START Given records

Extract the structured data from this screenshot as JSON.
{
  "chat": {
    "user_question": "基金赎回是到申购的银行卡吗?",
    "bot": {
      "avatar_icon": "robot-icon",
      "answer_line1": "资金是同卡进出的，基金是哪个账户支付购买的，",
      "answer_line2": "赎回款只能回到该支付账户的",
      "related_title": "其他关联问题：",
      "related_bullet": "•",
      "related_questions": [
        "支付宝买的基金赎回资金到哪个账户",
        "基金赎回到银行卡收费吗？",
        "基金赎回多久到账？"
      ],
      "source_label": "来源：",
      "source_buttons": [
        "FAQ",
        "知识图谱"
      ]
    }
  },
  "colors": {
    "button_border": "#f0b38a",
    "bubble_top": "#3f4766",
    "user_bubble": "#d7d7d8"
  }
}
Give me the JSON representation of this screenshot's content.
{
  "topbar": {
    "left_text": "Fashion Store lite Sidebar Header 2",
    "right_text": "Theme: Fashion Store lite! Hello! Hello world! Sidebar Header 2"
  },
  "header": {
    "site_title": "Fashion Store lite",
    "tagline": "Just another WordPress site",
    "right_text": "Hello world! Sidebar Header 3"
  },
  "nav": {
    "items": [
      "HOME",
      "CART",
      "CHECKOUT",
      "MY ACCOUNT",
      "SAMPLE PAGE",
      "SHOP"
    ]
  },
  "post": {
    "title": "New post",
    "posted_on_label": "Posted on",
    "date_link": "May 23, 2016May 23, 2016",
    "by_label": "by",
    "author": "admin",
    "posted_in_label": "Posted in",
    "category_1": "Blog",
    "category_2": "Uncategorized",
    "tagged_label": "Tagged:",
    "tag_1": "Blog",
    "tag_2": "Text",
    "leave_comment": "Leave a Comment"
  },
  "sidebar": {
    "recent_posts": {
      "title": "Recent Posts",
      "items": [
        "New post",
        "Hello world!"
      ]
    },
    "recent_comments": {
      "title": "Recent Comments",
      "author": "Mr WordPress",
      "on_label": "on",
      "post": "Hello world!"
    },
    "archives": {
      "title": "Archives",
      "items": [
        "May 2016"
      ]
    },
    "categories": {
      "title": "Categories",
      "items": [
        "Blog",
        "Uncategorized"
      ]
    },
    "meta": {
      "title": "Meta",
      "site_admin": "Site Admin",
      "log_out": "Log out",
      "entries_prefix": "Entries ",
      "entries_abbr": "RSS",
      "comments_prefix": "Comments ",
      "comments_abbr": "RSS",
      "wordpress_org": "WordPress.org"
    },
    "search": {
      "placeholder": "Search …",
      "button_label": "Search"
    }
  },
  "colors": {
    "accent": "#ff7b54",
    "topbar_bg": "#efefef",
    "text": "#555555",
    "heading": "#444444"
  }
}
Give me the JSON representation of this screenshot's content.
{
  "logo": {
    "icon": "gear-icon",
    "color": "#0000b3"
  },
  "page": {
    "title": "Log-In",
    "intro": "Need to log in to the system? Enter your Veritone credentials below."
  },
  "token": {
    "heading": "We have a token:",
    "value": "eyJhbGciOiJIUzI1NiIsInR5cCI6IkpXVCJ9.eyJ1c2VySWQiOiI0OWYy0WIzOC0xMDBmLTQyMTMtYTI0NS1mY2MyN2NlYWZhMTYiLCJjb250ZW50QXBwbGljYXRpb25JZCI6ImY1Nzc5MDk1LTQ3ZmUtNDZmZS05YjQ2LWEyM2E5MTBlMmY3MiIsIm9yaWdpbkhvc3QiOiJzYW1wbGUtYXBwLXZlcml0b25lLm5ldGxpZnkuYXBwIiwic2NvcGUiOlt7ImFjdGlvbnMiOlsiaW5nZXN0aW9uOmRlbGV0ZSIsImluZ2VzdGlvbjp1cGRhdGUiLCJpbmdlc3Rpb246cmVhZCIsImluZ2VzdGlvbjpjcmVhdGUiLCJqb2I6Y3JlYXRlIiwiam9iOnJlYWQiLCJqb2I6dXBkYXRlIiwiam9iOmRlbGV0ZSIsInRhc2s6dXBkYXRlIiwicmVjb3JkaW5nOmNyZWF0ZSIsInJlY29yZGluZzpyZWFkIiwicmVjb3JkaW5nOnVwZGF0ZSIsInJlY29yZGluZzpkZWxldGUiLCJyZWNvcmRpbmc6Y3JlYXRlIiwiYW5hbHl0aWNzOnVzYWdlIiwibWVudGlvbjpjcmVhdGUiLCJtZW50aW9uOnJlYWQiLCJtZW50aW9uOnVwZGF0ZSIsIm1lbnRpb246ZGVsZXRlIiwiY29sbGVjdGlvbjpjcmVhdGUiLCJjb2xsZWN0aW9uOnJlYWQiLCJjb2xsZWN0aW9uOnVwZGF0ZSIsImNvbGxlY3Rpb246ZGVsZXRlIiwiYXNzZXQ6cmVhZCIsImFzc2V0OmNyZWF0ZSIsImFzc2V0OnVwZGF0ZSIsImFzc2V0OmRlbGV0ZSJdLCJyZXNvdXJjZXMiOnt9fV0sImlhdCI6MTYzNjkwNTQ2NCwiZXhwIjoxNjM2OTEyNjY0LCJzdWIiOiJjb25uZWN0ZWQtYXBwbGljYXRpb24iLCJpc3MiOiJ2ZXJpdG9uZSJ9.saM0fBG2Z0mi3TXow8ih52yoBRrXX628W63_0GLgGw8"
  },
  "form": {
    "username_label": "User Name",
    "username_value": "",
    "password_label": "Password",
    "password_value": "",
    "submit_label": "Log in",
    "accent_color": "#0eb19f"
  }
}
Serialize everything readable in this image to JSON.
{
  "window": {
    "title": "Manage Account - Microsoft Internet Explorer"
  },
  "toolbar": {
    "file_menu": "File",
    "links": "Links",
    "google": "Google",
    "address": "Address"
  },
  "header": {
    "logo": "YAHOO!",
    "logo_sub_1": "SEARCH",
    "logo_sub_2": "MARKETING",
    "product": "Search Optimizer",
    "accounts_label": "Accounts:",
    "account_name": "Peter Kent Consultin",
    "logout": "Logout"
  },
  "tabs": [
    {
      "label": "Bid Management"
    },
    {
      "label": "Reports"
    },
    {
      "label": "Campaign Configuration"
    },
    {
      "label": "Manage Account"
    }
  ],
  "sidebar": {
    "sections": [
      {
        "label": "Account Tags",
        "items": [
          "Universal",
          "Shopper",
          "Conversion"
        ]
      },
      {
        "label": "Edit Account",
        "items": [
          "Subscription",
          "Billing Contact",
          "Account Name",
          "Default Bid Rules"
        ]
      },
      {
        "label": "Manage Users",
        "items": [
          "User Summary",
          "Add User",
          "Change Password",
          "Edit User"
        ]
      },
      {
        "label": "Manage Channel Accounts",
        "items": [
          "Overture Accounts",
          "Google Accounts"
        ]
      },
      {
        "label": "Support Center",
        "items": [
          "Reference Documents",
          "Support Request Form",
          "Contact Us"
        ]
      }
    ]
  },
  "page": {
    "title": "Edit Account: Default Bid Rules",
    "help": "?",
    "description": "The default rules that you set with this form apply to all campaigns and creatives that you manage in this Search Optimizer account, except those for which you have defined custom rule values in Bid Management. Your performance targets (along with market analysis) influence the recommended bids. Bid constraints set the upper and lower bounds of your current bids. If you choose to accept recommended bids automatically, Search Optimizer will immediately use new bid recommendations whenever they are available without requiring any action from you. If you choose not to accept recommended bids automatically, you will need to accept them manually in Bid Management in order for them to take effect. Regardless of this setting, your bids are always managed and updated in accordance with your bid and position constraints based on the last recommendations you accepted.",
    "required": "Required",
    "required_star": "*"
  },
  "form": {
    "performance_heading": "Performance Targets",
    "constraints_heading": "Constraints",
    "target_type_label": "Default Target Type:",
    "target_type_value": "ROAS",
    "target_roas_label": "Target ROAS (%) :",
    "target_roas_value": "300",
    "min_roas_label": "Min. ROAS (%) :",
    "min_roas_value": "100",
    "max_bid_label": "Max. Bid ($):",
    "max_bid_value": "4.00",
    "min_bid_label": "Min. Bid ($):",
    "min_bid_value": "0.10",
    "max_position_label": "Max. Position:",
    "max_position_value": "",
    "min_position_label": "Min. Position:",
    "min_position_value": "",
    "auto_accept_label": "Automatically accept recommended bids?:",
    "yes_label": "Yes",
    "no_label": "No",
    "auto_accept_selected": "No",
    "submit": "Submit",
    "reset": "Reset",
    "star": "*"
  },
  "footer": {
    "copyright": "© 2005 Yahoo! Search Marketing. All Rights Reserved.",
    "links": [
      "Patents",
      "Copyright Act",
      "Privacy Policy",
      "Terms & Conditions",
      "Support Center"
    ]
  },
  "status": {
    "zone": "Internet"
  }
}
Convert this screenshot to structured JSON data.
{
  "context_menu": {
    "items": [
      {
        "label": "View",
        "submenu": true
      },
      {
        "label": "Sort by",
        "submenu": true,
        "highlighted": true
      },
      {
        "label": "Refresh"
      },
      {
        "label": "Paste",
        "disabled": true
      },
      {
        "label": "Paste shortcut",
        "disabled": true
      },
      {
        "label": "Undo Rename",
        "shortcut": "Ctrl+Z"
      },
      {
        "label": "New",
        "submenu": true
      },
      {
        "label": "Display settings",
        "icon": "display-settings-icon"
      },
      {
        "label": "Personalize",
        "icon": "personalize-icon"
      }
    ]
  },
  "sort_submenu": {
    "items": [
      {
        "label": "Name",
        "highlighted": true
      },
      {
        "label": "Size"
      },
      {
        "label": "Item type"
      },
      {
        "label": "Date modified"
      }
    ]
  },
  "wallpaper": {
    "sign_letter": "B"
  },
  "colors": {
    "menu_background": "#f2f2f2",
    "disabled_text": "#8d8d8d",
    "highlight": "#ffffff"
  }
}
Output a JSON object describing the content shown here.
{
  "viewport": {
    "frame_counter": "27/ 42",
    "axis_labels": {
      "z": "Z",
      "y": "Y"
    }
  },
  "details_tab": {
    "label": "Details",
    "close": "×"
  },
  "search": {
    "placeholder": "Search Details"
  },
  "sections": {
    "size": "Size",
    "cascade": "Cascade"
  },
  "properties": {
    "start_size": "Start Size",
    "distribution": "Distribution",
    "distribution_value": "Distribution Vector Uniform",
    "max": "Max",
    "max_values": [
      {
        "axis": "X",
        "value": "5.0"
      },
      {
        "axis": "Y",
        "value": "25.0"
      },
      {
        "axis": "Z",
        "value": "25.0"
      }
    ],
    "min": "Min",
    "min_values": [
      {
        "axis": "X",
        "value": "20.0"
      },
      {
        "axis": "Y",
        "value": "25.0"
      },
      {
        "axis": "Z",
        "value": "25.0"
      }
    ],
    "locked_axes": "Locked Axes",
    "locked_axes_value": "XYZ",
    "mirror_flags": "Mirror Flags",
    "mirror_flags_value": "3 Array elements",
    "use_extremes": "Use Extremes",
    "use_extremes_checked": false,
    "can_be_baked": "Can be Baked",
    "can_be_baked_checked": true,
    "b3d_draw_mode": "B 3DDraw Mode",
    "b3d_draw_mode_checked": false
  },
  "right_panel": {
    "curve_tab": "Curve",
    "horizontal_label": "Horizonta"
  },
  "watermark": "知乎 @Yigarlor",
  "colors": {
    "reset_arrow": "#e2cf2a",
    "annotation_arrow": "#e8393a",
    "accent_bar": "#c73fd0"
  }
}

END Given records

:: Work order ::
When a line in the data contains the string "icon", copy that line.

:: Expected output ::
      "avatar_icon": "robot-icon",
    "icon": "gear-icon",
        "icon": "display-settings-icon"
        "icon": "personalize-icon"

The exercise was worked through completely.